At 400 Points it doesn’t come at a bargain price either. The game is something that would look at home on an internet website with games aimed at children (they call them browser games). The whole experience is supposed to be cute and colourful for children but instead Pom Pom and Codemasters have churned out a sickly port of the PSP handheld version that appeared in 2007.
So why is Bliss Island so bad exactly? Well it’s all down to a mish-mash of content and games really. A storyline which sees the magical Zwooph (a mythical magical creature which puffs out air) is at the centre of the majority of the games and Hoshi is our fuzz ball friend.
On offer is a set of seven challenges which range from directing fruit into the mouth of a monster to pressing A and directing a fuzz ball through a insanely boring cavern. The games feel cheap and tacky and most of them certainly are. These type of things can be found on the internet for free. And if something is free, it isn’t worth paying for on the Xbox 360!
As you complete each level you open up a new mini-game. The game can get frustrating too, especially as this seems to be aimed at children; the Block game which you have to break the same coloured blocks can become incredibly annoying and is most certainly difficult to finish without loosing all your three lives. It may come as a challenge to some people, but to others you’ll be flicking the off button before you know it.
The lack of variety and complexity to the mini-games is just scratching the surface. Below it is a graphics design package worthy of a 1980’s cartoon. The text is difficult to read on the bright backgrounds and the animation and colours are tacky. HD doesn’t make this any better either as the game runs in a low resolution with borders round the edge. Bad huh? Just don’t mention the sound either, mute comes to mind.

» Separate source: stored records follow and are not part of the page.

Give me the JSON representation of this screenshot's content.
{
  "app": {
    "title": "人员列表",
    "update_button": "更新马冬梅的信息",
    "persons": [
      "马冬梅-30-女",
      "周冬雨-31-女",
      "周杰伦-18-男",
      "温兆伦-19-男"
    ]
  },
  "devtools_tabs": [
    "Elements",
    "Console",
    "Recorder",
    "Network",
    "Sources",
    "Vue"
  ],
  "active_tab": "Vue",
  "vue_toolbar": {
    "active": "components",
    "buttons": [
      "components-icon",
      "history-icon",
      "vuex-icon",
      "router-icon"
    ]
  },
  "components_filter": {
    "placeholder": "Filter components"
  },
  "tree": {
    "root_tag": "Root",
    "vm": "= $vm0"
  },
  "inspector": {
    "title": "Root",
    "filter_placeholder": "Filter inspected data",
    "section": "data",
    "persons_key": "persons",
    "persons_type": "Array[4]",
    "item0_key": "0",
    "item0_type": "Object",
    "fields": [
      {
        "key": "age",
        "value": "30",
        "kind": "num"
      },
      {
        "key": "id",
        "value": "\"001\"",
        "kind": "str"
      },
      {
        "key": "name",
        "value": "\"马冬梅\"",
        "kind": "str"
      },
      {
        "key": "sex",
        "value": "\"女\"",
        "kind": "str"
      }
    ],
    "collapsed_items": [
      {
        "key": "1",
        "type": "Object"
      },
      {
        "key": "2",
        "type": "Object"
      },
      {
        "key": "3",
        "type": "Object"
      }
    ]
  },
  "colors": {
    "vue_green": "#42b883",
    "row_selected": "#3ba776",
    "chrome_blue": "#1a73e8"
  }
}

All-in-all we have a causal game which will fail to ignite any sparks in the Arcade. It’s squarely aimed at children yet a frustrating change in difficulty for each game will see you trying or just turning the game off after loosing a few lives. Yes there is a difficult factor, but it isn’t one you can relay on to enhance the game experience. Bright and in touch with gamers? No this’ll just fade in a puff of hot air…